Scientists may be one step closer to tracing the exodus of modern humans out of Africa. New genetic evidence points to a northern route leading out of the continent, which may just settle a long-disputed question concerning human migrations.

We are all African. The evidence elucidating our origins - both fossil and genetic - shows that modern humans arose in Africa some 200,000 years ago and started venturing forth about 150,000 years later. But the route with which they left the continent had yet to be resolved. That is, until now.

"Two geographically plausible routes have been proposed," says Dr. Luca Pagani, a researcher with the Wellcome Trust Sanger Institute and the University of Cambridge in the UK. "An exit through the current Egypt and Sinai, which is the northern route, or one through Ethiopia, the Bab el Mandeb strait, and the Arabian Peninsula, which is the southern route."

To answer this question, Pagani and colleagues analyzed genetic data from six Northeast African populations (100 Egyptians and five Ethiopian populations, each represented by 25 people) and compared it to data obtained from populations in the Middle East and East Asia.

"In our research, we generated the first comprehensive set of unbiased genomic data from Northeast Africans and observed, after controlling for recent migrations, a higher genetic similarity between Egyptians and Eurasians than between Ethiopians and Eurasians," Pagani says, which indicates that Egypt was most likely the last stop on the way out of Africa.

But like much of paleoanthropological research, there is disagreement.

"It is a very difficult question they are trying to address," cautioned Professor Rasmus Nielsen of the University of California, Berkeley. "I'm perhaps less optimistic than the authors on the possibility of identifying specific migration routes using present populations," says Neilson, based on the fact that the populations sampled have moved around frequently within the past 50,000 years.

But Pagani remains optimistic. Not only does his data help clarify potential migratory paths, it also provides insight into the evolutionary past of all Eurasians. The scientists are developing an extensive public catalog of genomic diversity in Ethiopian and Egyptian population, which can be used in future investigations. "This information will be of great value as a freely available reference panel for future medical and anthropological studies in the area," says Pagani.
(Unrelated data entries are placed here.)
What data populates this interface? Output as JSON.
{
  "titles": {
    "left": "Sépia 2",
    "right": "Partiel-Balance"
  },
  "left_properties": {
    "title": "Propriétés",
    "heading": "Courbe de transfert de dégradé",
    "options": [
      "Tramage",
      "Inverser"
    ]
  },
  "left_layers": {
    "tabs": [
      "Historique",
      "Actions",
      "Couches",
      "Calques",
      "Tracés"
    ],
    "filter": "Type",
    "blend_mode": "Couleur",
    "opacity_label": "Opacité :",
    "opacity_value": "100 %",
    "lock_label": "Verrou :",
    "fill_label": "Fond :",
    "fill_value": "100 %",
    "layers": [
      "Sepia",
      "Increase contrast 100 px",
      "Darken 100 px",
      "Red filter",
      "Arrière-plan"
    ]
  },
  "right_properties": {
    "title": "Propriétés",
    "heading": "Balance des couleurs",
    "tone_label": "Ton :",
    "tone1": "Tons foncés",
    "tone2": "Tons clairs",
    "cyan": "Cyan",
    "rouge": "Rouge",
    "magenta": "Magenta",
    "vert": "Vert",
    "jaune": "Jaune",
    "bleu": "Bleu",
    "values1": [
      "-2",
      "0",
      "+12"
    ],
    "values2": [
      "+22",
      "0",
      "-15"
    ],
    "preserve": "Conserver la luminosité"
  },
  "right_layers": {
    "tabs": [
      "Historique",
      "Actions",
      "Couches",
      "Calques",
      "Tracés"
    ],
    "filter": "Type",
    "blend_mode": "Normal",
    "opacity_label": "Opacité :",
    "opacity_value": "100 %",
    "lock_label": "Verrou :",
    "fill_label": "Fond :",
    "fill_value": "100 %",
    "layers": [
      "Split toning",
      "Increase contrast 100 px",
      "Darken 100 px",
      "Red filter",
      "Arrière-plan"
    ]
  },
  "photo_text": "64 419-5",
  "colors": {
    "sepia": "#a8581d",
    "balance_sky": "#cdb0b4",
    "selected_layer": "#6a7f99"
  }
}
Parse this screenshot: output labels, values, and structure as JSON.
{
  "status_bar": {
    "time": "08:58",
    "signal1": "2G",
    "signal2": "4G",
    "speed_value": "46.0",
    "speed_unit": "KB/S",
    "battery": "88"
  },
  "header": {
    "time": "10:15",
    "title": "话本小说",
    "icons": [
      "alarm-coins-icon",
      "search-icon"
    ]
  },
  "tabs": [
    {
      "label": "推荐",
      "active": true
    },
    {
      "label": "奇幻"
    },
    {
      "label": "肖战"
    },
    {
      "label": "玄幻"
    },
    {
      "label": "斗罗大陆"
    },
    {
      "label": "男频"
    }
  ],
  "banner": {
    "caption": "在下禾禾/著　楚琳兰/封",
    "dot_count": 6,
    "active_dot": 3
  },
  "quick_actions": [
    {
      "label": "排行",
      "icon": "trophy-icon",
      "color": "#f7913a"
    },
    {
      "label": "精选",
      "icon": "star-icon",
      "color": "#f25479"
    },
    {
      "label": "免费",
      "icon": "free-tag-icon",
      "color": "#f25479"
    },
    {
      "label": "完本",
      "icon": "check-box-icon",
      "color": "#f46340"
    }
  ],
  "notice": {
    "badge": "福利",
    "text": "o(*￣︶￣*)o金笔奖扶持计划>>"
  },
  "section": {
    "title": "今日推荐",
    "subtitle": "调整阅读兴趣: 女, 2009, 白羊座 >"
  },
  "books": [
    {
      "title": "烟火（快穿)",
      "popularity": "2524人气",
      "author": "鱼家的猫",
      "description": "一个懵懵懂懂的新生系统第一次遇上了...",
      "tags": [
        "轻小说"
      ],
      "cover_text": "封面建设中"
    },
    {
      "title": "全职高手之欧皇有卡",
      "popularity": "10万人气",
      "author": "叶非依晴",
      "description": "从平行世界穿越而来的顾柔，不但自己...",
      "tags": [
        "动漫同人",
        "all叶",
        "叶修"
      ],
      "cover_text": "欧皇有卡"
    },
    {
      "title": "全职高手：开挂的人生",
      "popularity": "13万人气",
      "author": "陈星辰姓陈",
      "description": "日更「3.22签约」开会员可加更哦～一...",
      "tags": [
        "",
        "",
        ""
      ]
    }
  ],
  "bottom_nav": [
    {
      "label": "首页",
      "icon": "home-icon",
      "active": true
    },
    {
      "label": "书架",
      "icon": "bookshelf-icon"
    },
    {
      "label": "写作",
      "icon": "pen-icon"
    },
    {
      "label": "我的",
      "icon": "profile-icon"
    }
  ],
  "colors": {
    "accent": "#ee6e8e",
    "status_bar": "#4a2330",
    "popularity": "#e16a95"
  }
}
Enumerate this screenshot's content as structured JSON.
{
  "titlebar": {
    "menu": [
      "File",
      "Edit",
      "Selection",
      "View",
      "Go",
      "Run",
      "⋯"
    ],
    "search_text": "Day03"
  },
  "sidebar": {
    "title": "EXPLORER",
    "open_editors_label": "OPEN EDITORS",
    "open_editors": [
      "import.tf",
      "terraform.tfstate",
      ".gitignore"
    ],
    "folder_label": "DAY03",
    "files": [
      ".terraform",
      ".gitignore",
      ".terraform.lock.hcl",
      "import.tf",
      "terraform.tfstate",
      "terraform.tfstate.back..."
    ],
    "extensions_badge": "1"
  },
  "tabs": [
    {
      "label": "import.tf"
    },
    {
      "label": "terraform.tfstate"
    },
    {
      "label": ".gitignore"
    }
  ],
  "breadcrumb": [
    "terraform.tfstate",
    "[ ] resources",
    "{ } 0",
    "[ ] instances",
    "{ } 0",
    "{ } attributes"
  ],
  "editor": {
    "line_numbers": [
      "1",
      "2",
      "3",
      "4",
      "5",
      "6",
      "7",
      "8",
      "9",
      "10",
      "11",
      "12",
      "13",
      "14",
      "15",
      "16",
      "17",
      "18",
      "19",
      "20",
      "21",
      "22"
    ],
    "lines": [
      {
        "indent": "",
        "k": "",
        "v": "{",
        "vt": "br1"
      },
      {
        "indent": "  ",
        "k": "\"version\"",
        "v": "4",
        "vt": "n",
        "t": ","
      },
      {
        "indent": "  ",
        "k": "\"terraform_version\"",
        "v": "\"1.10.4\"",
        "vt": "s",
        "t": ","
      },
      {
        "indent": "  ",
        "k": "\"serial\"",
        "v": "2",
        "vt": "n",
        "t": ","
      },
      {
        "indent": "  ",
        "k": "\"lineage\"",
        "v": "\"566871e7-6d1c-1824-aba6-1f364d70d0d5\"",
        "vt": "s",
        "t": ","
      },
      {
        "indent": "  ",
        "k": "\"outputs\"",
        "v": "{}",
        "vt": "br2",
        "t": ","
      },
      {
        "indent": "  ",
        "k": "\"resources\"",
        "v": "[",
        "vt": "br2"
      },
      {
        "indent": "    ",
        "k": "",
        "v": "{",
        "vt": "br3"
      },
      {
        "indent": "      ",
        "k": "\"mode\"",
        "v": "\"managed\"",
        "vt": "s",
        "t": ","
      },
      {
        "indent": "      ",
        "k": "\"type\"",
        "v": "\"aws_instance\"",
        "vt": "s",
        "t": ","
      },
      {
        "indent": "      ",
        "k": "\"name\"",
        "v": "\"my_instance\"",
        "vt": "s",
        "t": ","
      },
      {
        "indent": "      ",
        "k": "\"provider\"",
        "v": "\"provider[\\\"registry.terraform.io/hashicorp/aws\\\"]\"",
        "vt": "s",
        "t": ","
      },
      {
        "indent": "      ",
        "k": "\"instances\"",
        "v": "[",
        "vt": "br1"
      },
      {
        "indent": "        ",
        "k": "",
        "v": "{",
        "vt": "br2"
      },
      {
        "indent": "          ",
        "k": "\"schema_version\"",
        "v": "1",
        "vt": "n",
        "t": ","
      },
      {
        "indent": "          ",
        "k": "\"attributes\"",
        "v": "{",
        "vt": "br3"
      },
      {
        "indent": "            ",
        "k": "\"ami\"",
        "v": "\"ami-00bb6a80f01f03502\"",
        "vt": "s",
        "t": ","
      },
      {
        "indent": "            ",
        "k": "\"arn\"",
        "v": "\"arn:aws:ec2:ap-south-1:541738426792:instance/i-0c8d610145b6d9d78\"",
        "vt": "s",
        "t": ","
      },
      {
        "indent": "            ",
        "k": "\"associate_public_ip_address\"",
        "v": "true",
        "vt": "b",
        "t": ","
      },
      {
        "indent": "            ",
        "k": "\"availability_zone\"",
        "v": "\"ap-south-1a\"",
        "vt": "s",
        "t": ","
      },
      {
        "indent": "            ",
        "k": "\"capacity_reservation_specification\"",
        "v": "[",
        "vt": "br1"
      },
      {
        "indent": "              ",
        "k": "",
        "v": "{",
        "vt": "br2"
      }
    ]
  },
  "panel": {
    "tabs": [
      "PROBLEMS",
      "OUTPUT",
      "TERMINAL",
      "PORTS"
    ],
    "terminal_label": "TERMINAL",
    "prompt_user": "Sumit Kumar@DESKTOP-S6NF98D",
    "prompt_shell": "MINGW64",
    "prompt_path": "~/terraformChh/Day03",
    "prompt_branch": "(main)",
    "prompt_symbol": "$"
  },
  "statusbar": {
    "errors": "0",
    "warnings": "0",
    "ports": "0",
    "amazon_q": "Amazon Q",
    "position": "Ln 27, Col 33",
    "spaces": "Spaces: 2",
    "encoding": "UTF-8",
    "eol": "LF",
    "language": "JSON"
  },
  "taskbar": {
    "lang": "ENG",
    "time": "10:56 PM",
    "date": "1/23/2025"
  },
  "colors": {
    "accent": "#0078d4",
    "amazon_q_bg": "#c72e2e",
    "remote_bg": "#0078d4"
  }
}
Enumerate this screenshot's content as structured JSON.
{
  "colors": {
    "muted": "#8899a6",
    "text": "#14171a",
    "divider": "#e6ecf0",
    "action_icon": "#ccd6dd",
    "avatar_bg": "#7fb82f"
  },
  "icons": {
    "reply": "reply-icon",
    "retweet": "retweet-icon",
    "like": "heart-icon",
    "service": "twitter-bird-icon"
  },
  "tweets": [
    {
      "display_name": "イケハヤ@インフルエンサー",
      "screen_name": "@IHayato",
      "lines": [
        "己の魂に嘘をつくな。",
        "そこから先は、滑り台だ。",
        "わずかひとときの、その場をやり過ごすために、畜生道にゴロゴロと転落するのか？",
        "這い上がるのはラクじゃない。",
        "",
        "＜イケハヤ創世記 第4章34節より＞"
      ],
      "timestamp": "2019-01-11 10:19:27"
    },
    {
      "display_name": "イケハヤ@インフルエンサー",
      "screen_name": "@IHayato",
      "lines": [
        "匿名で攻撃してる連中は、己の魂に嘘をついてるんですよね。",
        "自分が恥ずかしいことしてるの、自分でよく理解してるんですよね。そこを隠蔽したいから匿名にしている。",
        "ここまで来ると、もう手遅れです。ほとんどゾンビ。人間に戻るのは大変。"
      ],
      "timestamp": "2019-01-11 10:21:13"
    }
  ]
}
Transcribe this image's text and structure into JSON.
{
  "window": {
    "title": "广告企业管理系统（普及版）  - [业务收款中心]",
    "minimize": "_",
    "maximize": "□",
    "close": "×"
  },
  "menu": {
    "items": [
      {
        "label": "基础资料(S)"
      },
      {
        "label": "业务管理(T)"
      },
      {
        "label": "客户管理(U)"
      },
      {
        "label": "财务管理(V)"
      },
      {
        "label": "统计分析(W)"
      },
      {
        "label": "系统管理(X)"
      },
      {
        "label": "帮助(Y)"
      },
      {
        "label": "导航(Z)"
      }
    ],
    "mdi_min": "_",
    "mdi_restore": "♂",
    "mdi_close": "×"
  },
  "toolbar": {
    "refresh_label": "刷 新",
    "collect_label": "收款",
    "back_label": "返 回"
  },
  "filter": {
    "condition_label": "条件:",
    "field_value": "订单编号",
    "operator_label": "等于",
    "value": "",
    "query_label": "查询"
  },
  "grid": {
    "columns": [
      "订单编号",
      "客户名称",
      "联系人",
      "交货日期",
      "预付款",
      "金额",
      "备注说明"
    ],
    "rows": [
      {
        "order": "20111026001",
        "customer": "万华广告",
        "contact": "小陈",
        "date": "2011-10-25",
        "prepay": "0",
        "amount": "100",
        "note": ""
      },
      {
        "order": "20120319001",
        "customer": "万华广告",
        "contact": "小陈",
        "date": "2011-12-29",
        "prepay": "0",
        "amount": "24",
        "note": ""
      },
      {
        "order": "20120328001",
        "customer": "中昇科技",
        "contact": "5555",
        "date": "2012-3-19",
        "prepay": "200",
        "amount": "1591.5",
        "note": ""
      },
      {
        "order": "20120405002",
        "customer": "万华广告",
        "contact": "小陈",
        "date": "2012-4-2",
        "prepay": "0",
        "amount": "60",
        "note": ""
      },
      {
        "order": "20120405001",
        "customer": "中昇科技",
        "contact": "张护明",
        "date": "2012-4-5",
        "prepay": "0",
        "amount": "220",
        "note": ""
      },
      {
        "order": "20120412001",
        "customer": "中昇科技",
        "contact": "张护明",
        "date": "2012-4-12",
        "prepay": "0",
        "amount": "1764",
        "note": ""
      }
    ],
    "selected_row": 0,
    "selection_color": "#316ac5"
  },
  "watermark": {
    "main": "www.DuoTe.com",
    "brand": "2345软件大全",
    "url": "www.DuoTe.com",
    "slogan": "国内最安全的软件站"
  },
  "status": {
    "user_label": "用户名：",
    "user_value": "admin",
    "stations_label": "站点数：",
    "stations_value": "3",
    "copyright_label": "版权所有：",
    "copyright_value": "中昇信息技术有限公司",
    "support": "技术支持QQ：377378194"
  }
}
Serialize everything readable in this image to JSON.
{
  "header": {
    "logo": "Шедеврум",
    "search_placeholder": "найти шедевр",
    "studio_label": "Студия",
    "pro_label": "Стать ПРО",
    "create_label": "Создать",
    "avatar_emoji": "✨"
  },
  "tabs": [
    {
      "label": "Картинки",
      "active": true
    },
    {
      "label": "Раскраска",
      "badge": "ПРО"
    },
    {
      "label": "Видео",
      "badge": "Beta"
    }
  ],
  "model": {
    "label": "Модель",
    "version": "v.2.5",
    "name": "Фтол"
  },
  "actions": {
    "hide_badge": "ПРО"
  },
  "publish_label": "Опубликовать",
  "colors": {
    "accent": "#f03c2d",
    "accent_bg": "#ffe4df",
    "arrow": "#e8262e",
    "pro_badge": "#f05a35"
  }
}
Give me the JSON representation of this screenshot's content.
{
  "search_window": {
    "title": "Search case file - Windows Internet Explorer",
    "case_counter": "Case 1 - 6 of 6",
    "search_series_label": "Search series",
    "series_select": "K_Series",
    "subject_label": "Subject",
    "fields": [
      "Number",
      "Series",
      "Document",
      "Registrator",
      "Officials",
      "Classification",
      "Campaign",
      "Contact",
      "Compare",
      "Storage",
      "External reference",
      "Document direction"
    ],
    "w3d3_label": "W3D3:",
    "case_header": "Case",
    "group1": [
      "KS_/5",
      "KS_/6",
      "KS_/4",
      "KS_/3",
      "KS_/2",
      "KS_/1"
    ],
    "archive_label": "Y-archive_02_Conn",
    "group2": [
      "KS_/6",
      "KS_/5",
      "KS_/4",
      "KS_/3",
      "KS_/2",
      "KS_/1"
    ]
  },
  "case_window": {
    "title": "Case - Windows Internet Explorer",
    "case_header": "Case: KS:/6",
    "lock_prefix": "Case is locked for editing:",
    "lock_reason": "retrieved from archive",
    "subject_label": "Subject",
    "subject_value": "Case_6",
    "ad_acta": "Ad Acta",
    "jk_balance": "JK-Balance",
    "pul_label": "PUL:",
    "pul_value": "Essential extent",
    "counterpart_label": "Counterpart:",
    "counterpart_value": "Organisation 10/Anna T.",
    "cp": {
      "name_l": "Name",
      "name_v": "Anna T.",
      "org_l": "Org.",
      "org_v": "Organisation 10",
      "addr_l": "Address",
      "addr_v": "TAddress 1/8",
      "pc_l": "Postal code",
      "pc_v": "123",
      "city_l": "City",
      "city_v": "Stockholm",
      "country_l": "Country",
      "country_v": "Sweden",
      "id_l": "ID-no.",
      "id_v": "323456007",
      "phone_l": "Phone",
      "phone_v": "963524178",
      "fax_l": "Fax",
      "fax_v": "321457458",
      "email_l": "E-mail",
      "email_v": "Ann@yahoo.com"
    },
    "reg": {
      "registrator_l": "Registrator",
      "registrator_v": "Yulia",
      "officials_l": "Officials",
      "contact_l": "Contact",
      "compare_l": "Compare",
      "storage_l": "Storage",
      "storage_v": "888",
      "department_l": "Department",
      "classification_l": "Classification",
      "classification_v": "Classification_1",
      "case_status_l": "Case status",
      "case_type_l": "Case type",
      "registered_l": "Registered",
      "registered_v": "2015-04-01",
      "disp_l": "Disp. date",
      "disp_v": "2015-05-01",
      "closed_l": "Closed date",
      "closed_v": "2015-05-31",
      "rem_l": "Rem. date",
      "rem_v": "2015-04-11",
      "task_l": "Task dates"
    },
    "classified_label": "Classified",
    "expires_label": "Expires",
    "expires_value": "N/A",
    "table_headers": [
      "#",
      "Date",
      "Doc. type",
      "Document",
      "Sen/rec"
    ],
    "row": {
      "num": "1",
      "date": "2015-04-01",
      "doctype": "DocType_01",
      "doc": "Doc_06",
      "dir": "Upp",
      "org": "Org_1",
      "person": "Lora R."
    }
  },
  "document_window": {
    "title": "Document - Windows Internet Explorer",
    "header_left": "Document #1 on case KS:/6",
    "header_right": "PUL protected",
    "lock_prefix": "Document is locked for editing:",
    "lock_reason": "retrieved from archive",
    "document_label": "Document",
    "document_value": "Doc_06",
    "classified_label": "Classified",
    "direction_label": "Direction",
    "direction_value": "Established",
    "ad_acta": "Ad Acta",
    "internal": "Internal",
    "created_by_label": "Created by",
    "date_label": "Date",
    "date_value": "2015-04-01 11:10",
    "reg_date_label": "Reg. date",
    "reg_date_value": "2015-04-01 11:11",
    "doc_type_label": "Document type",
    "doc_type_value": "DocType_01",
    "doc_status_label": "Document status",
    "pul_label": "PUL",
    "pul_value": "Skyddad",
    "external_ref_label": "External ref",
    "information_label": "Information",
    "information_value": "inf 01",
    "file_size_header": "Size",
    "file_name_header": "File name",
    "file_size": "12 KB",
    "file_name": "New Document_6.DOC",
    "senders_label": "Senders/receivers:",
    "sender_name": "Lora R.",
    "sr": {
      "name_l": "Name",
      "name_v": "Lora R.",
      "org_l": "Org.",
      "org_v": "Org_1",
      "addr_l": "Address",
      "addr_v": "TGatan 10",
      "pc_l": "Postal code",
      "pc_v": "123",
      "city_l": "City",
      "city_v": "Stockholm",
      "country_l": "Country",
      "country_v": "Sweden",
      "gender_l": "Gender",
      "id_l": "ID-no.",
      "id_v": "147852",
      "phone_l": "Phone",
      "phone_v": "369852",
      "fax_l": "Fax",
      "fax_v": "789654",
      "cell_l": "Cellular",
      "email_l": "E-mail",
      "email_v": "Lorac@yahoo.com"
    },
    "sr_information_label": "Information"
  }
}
"The most exciting consequence of our results is that we draw back the veil that has been hiding an episode in the history of all Eurasians, improving the understanding of billions of people of their evolutionary history."